NEW YORK — A federal judge in New York on Jan. 21 reconsidered part of a Dec. 14 ruling that dismissed an insurance company’s lawsuit alleging 14 fraudulent billing schemes against a number of medical providers and clinics, finding that the default judgment should be entered against six retailers and their managers for schemes that they allegedly conducted and that the insurer must pay $2,010 in filing fees to remedy the improper joinder of the defendants.
BUFFALO, N.Y. — A federal magistrate judge in New York on Jan. 22 ordered Government Employees Insurance Co. (GEICO) and its affiliates to conduct a “full overhaul” of the interrogatory responses the insurer provided to two doctors and a medical practice accused of engaging in a scheme to submit fraudulent bills under the state’s no-fault insurance program, finding that the defendants should not be responsible for reviewing the insurer’s records to determine when the alleged scheme began and what claims were fraudulent.

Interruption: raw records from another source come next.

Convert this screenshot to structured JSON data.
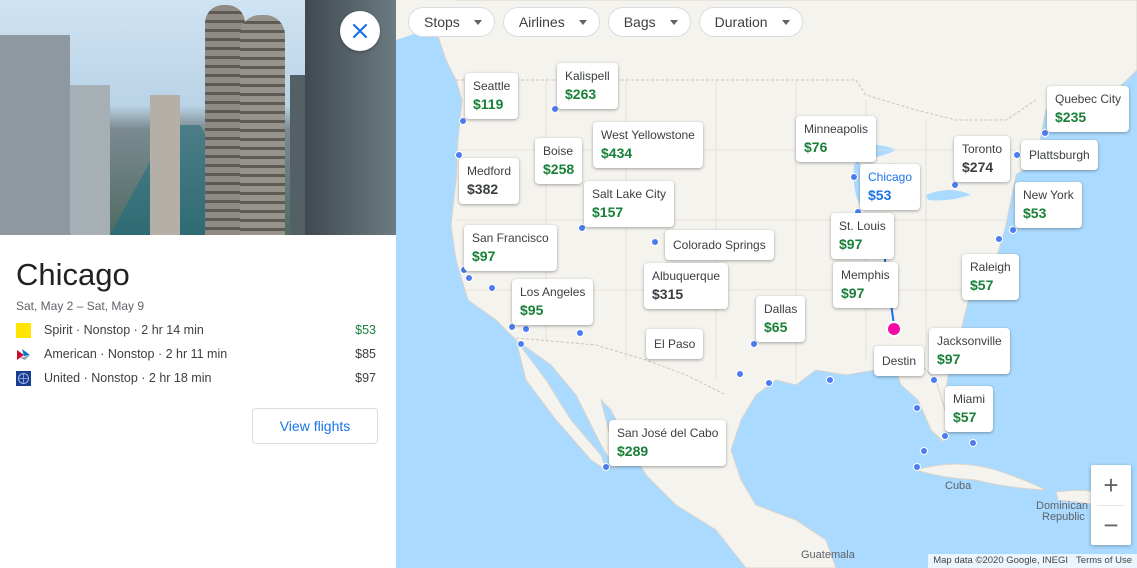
{
  "panel": {
    "city": "Chicago",
    "dates": "Sat, May 2 – Sat, May 9",
    "flights": [
      {
        "airline": "Spirit",
        "stops": "Nonstop",
        "duration": "2 hr 14 min",
        "price": "$53",
        "cheapest": true,
        "logo_color": "#ffe600"
      },
      {
        "airline": "American",
        "stops": "Nonstop",
        "duration": "2 hr 11 min",
        "price": "$85",
        "cheapest": false,
        "logo_color": "#c8102e"
      },
      {
        "airline": "United",
        "stops": "Nonstop",
        "duration": "2 hr 18 min",
        "price": "$97",
        "cheapest": false,
        "logo_color": "#1a3d8f"
      }
    ],
    "separator": " · ",
    "view_flights_label": "View flights"
  },
  "filters": [
    "Stops",
    "Airlines",
    "Bags",
    "Duration"
  ],
  "destinations": [
    {
      "name": "Seattle",
      "price": "$119"
    },
    {
      "name": "Kalispell",
      "price": "$263"
    },
    {
      "name": "West Yellowstone",
      "price": "$434"
    },
    {
      "name": "Boise",
      "price": "$258"
    },
    {
      "name": "Medford",
      "price": "$382"
    },
    {
      "name": "Salt Lake City",
      "price": "$157"
    },
    {
      "name": "San Francisco",
      "price": "$97"
    },
    {
      "name": "Colorado Springs",
      "price": ""
    },
    {
      "name": "Los Angeles",
      "price": "$95"
    },
    {
      "name": "Albuquerque",
      "price": "$315"
    },
    {
      "name": "El Paso",
      "price": ""
    },
    {
      "name": "Dallas",
      "price": "$65"
    },
    {
      "name": "Minneapolis",
      "price": "$76"
    },
    {
      "name": "Chicago",
      "price": "$53"
    },
    {
      "name": "St. Louis",
      "price": "$97"
    },
    {
      "name": "Memphis",
      "price": "$97"
    },
    {
      "name": "Destin",
      "price": ""
    },
    {
      "name": "Toronto",
      "price": "$274"
    },
    {
      "name": "Quebec City",
      "price": "$235"
    },
    {
      "name": "Plattsburgh",
      "price": ""
    },
    {
      "name": "New York",
      "price": "$53"
    },
    {
      "name": "Raleigh",
      "price": "$57"
    },
    {
      "name": "Jacksonville",
      "price": "$97"
    },
    {
      "name": "Miami",
      "price": "$57"
    },
    {
      "name": "San José del Cabo",
      "price": "$289"
    }
  ],
  "map_labels": {
    "cuba": "Cuba",
    "dominican": "Dominican",
    "republic": "Republic",
    "guatemala": "Guatemala"
  },
  "attribution": {
    "data": "Map data ©2020 Google, INEGI",
    "terms": "Terms of Use"
  },
  "zoom": {
    "in": "+",
    "out": "−"
  },
  "colors": {
    "accent": "#1a73e8",
    "price_green": "#188038",
    "origin_pin": "#f50aa5",
    "dot_blue": "#4c7df0",
    "water": "#aadaff"
  }
}
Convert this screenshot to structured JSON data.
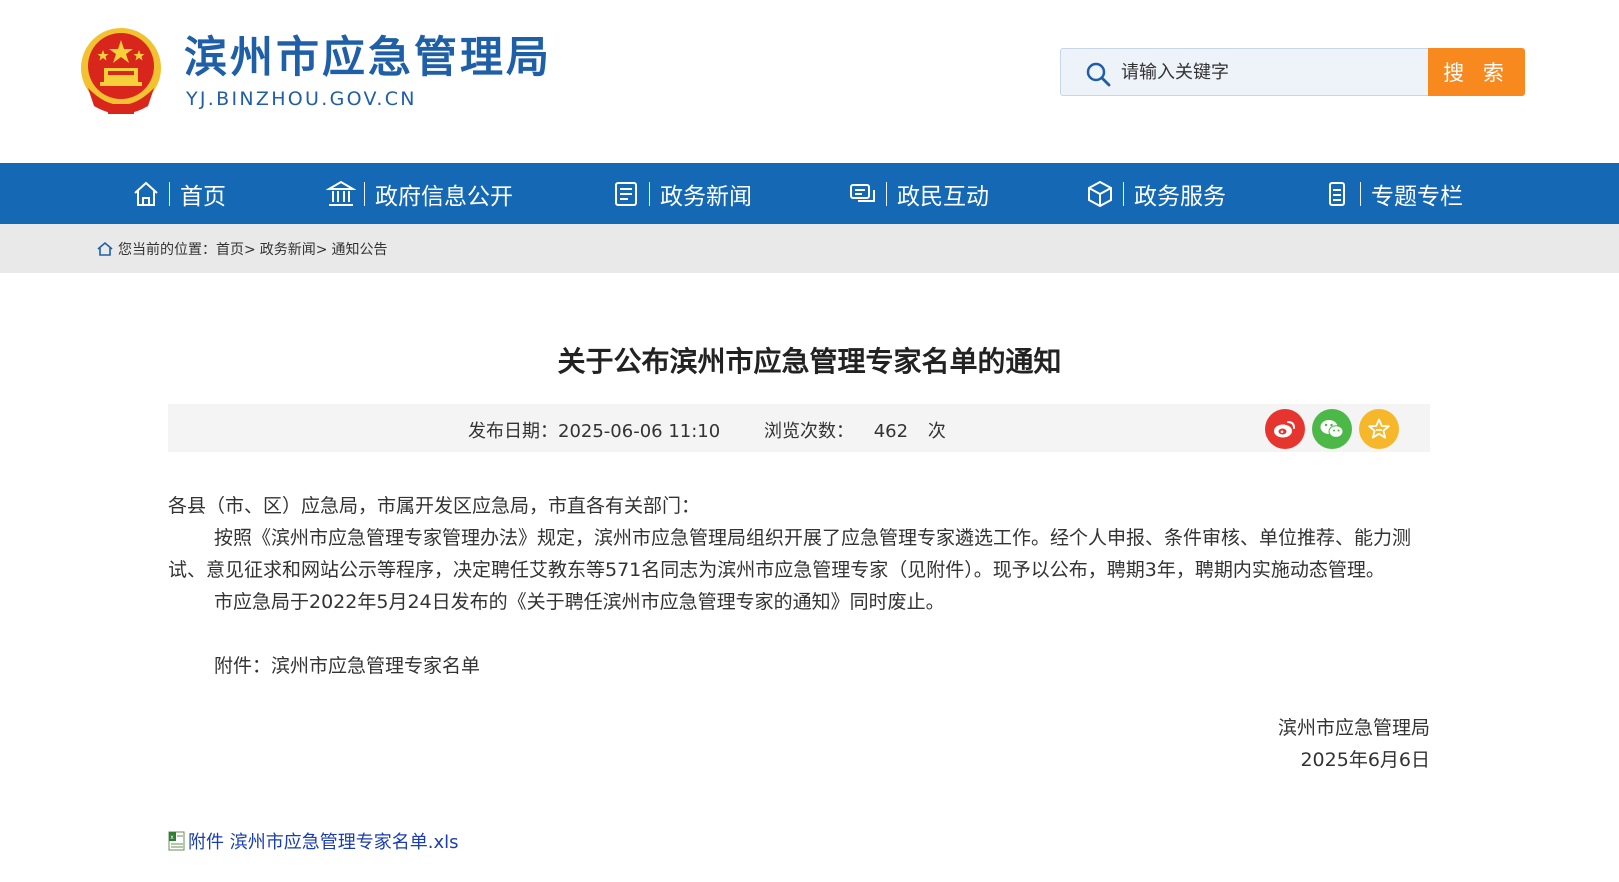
{
  "header": {
    "site_title": "滨州市应急管理局",
    "site_domain": "YJ.BINZHOU.GOV.CN",
    "search_placeholder": "请输入关键字",
    "search_button": "搜 索"
  },
  "nav": {
    "items": [
      {
        "label": "首页",
        "icon": "home-icon"
      },
      {
        "label": "政府信息公开",
        "icon": "government-building-icon"
      },
      {
        "label": "政务新闻",
        "icon": "news-icon"
      },
      {
        "label": "政民互动",
        "icon": "chat-icon"
      },
      {
        "label": "政务服务",
        "icon": "service-cube-icon"
      },
      {
        "label": "专题专栏",
        "icon": "column-icon"
      }
    ]
  },
  "breadcrumb": {
    "prefix": "您当前的位置：",
    "items": [
      "首页>",
      "政务新闻>",
      "通知公告"
    ]
  },
  "article": {
    "title": "关于公布滨州市应急管理专家名单的通知",
    "publish_label": "发布日期：2025-06-06 11:10",
    "views_label": "浏览次数：",
    "views_count": "462",
    "views_unit": "次",
    "share_icons": [
      "weibo-icon",
      "wechat-icon",
      "favorite-star-icon"
    ],
    "salutation": "各县（市、区）应急局，市属开发区应急局，市直各有关部门：",
    "paragraph1": "按照《滨州市应急管理专家管理办法》规定，滨州市应急管理局组织开展了应急管理专家遴选工作。经个人申报、条件审核、单位推荐、能力测试、意见征求和网站公示等程序，决定聘任艾教东等571名同志为滨州市应急管理专家（见附件）。现予以公布，聘期3年，聘期内实施动态管理。",
    "paragraph2": "市应急局于2022年5月24日发布的《关于聘任滨州市应急管理专家的通知》同时废止。",
    "attachment_note": "附件：滨州市应急管理专家名单",
    "signature_org": "滨州市应急管理局",
    "signature_date": "2025年6月6日",
    "attachment_link": "附件 滨州市应急管理专家名单.xls"
  },
  "colors": {
    "brand_blue": "#1569b4",
    "title_blue": "#1f5fa8",
    "search_orange": "#f7891f",
    "link_blue": "#1a3db3"
  }
}
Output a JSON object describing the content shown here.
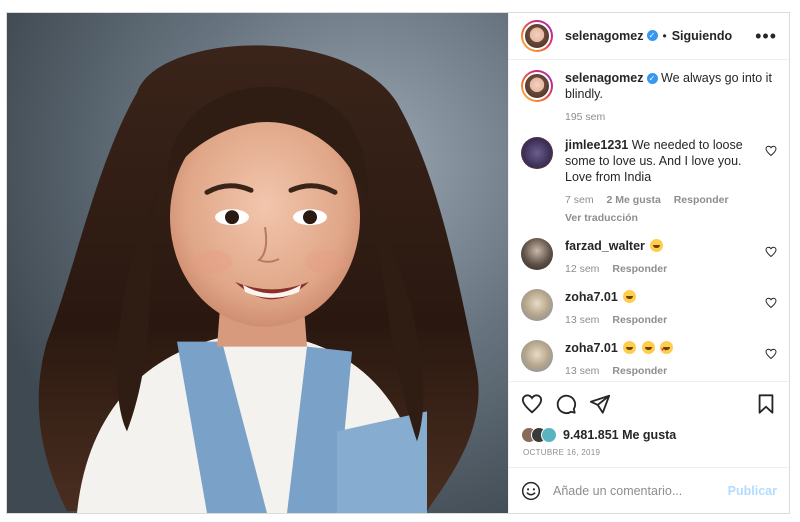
{
  "post": {
    "author": "selenagomez",
    "following_label": "Siguiendo",
    "separator": "•",
    "more_label": "•••",
    "colors": {
      "accent": "#3897f0",
      "publish_disabled": "#b3dbff",
      "muted": "#8e8e8e"
    }
  },
  "caption": {
    "username": "selenagomez",
    "text": "We always go into it blindly.",
    "time": "195 sem"
  },
  "comments": [
    {
      "username": "jimlee1231",
      "text": "We needed to loose some to love us. And I love you. Love from India",
      "time": "7 sem",
      "likes": "2 Me gusta",
      "reply": "Responder",
      "translate": "Ver traducción"
    },
    {
      "username": "farzad_walter",
      "emoji": "grinning-face-sweat",
      "time": "12 sem",
      "reply": "Responder"
    },
    {
      "username": "zoha7.01",
      "emoji": "grinning-face-sweat",
      "time": "13 sem",
      "reply": "Responder"
    },
    {
      "username": "zoha7.01",
      "emoji": "grinning-faces-heart-eyes",
      "time": "13 sem",
      "reply": "Responder"
    }
  ],
  "stats": {
    "likes": "9.481.851 Me gusta",
    "date": "OCTUBRE 16, 2019"
  },
  "add_comment": {
    "placeholder": "Añade un comentario...",
    "publish_label": "Publicar"
  },
  "icons": {
    "like": "heart-icon",
    "comment": "comment-icon",
    "share": "paper-plane-icon",
    "save": "bookmark-icon",
    "emoji": "smiley-icon"
  }
}
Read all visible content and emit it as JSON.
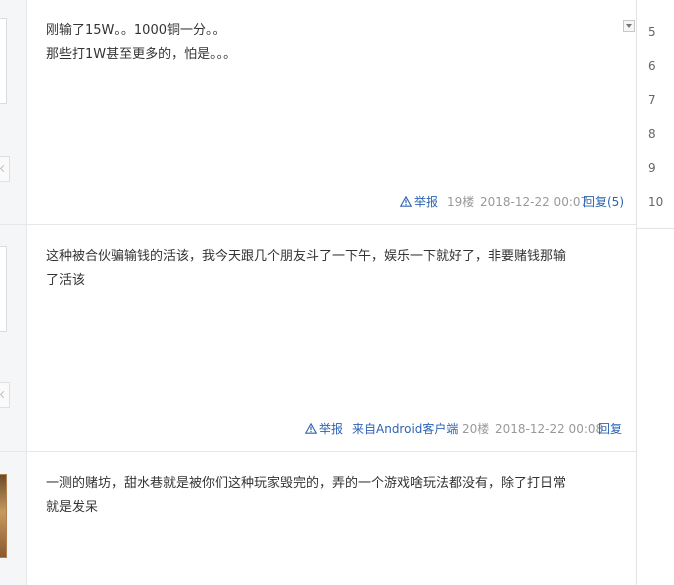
{
  "floors": [
    "5",
    "6",
    "7",
    "8",
    "9",
    "10"
  ],
  "posts": [
    {
      "lines": [
        "刚输了15W。。1000铜一分。。",
        "那些打1W甚至更多的，怕是。。。"
      ],
      "tail": {
        "report": "举报",
        "floor": "19楼",
        "time": "2018-12-22 00:07",
        "reply": "回复(5)"
      }
    },
    {
      "lines": [
        "这种被合伙骗输钱的活该，我今天跟几个朋友斗了一下午，娱乐一下就好了，非要赌钱那输",
        "了活该"
      ],
      "tail": {
        "report": "举报",
        "client": "来自Android客户端",
        "floor": "20楼",
        "time": "2018-12-22 00:08",
        "reply": "回复"
      }
    },
    {
      "lines": [
        "一测的赌坊，甜水巷就是被你们这种玩家毁完的，弄的一个游戏啥玩法都没有，除了打日常",
        "就是发呆"
      ]
    }
  ],
  "colors": {
    "link": "#2d64b3",
    "meta": "#999999",
    "text": "#333333",
    "divider": "#e7e7e7"
  },
  "icons": {
    "report": "warning-triangle-icon",
    "menu": "dropdown-arrow-icon"
  }
}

CHICAGO — The Seventh Circuit U.S. Court of Appeals on Jan. 22 affirmed a judge’s ruling allowing the government to admit evidence regarding other fires in a case brought against a man who was convicted on four counts of mail fraud for submitting claims to insurance companies for fires that were set to homes he owned, finding that evidence about fires that occurred in 2010 could show that he was engaged in a scheme and that information about a 2004 fire could demonstrate his modus operandi.